As I crouch on the floor near the toy bins, adjusting the small figures this way and that, it might appear to the untrained eye that I am merely tidying up.
My husband is not fooled.

Since my tiny two-year-old has started throwing up her hands at the “Mamarazzi” (‘No pishers, mama. No pishers, peas.’) I have turned my lens on HER toys. It’s regressive, I know, but it fills the void in my photographs where she once stood. I set the camera on a table and adjust the focus. Click. Inching the accessories forward just a bit, I reset the camera, re-check the focus and … click.

“Come on, she knows they’re YOUR toys,” my husband chuckles as I claw through a small box of figures. I am reminded of why I married him when he asks me if I’d like a bowl of ice cream while I play with MY toys.

It turns out, with respect to collections at least, I am like my father.
My dad would spend hours setting up his old train set under the tree every Christmas. One oval-shaped track, an engine and a handful of cars could consume the better part of an entire day. Forward and backward he’d send that train around the track, never letting it speed out of control or derail. He spent so much time giving detailed lessons on the set’s operation that when he was willing to hand over the controls we had already moved on to another game.

Unlike my father, who was satisfied with his small Lionel set, I covet what I don’t already own, and brand loyalty isn’t part of my vocabulary. My latest obsession is Playmobil. I can’t seem to pass a toy store without adopting one of the jewel-box sized “Specials.”

I like the ones that depict everyday scenes such as a woman in the laundry room or a mother grocery shopping. I one day hope to own the construction site portable toilet with crews and the airport screening line. They’ve even replaced my love of fast-food toys.

There’s just something satisfying about these German-made toys with their simple shapes, their smooth colors and ever-present smiles. They are always smiling, even when they’re vacuuming or shoveling elephant dung at the zoo.

I can’t imagine cleaving my life to another’s who didn’t share, or at least respect, such simple pleasures as the small toys that dwell in kids’ meals. I’d sheepishly go through the drive-through windows of fast food restaurants, order a Happy Meal and a coffee, pretending to be a mom with a kidlet to go home to just so I could collect all of the toy prizes from Toy Story, Batman and Shrek. I knew I’d married wisely when my husband ingested pride, happy meals and antacids (in that order) to procure some of my most beloved trinkets.

Even on our honeymoon in New Zealand, while most people would be busy visiting as many natural splendors as possible, he was willing to indulge my plaything fascination and risk 16 hours of travel time and our next room reservation to visit the “MacDonald’s Toys of the World Museum,” a private, basement collection listed in a book of “local attractions” provided by our motel in Foxton.

That is why I know my husband feels my pain as Ittybit thwarts my camera lens with a furrowed brow and an outstretched hand.

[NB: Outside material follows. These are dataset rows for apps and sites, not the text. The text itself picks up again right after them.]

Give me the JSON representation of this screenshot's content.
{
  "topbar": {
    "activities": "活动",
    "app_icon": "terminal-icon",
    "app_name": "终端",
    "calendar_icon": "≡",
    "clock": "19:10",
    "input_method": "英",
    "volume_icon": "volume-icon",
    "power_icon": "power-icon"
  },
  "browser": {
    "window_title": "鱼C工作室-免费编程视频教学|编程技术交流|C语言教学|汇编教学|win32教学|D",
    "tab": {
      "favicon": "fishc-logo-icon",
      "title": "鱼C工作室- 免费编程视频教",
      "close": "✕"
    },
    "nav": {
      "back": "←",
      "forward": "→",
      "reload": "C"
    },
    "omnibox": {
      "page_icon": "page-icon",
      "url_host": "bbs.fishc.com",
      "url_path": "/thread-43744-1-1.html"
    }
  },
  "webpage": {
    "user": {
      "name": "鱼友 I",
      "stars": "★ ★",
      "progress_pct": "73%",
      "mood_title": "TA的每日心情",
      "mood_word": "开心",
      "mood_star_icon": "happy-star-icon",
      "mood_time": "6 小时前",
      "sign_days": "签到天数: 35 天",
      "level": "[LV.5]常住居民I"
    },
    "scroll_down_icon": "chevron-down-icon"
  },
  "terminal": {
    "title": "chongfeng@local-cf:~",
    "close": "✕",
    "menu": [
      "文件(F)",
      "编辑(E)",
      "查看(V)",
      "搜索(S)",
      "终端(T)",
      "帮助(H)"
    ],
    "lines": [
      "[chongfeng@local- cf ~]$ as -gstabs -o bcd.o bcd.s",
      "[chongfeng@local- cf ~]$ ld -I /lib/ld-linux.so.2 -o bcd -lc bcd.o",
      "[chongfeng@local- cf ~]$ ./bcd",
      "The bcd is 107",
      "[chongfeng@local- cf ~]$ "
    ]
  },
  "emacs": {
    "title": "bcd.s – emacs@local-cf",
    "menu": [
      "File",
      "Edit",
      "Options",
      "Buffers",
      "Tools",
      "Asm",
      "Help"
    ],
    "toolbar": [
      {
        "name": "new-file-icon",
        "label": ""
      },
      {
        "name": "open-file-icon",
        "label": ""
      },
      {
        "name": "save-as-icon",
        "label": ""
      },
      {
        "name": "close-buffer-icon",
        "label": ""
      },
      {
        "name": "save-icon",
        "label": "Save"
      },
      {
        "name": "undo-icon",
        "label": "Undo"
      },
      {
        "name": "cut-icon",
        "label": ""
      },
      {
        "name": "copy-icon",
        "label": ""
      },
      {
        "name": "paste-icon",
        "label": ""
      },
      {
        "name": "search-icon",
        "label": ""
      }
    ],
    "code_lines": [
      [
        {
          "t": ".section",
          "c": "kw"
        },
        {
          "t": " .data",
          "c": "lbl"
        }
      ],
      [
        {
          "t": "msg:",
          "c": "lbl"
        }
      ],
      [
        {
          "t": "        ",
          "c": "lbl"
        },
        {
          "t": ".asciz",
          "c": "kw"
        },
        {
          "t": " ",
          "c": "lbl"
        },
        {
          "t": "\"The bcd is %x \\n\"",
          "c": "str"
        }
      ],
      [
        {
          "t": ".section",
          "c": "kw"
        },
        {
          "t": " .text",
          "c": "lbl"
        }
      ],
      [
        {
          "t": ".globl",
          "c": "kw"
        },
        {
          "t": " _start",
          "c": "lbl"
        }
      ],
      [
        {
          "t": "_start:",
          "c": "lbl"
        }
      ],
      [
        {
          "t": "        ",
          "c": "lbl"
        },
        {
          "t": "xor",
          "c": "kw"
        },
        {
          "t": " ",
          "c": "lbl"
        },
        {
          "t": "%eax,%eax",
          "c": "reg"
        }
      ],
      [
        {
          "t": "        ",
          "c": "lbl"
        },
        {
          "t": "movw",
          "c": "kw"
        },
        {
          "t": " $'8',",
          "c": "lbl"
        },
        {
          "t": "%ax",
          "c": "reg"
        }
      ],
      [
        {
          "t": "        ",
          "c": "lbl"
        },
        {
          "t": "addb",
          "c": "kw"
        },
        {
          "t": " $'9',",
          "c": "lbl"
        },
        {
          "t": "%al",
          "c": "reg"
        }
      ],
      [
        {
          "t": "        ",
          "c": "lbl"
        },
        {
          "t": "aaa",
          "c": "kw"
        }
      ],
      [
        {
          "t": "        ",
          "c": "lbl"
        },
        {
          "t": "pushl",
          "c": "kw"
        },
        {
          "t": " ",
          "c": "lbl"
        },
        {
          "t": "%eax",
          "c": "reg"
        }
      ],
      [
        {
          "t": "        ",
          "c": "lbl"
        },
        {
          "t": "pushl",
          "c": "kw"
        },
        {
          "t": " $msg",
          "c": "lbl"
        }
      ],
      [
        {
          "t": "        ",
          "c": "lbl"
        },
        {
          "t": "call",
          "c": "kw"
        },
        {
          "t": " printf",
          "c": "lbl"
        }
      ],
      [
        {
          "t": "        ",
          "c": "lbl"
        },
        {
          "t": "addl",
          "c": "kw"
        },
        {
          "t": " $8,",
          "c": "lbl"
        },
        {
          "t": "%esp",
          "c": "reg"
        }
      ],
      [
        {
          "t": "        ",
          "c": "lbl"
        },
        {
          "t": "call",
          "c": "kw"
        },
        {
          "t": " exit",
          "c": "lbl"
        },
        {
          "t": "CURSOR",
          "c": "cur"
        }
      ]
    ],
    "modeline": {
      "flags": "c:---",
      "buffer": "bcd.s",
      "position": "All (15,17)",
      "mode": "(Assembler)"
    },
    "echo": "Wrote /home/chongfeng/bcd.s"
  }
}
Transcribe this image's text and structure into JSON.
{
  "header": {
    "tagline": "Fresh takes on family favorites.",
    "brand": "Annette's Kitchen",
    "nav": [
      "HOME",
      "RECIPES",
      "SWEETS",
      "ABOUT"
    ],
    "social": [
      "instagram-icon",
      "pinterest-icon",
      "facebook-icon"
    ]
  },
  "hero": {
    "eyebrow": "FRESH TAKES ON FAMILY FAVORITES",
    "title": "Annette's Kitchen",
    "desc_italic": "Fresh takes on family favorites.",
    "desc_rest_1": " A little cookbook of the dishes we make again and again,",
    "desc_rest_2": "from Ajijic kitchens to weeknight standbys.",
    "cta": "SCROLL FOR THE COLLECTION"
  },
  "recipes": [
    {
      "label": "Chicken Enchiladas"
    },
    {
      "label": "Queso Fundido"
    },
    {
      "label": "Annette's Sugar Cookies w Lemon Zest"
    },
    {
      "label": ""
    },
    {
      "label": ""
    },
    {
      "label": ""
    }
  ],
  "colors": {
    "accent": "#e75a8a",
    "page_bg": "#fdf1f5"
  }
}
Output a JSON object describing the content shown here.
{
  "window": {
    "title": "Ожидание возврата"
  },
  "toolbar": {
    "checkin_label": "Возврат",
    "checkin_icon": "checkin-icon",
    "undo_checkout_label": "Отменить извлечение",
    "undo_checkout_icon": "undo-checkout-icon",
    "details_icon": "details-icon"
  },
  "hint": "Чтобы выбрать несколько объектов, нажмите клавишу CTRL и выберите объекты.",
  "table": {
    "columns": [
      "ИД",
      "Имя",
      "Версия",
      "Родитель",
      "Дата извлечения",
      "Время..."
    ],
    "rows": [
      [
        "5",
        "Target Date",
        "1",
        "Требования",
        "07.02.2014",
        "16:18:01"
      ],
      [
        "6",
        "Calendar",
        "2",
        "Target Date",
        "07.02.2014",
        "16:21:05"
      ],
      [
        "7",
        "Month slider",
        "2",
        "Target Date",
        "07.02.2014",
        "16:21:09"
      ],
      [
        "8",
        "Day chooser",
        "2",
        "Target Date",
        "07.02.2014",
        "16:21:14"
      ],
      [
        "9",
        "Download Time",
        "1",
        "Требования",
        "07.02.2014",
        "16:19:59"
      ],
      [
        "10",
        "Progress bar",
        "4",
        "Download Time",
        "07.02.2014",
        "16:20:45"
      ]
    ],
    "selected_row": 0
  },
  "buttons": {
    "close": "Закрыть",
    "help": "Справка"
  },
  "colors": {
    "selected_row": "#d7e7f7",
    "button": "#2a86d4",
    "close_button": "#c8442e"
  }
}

I know he’d like to be able to ease it with a little ice cream and a kids’ meal toy.

I’m not sure enough can be said about a man who knows your weaknesses and loves you because of them, and not despite them.

“You know,” he says, handing me a bowl of Rocky Road, “these photographs would look really good in the blue room.”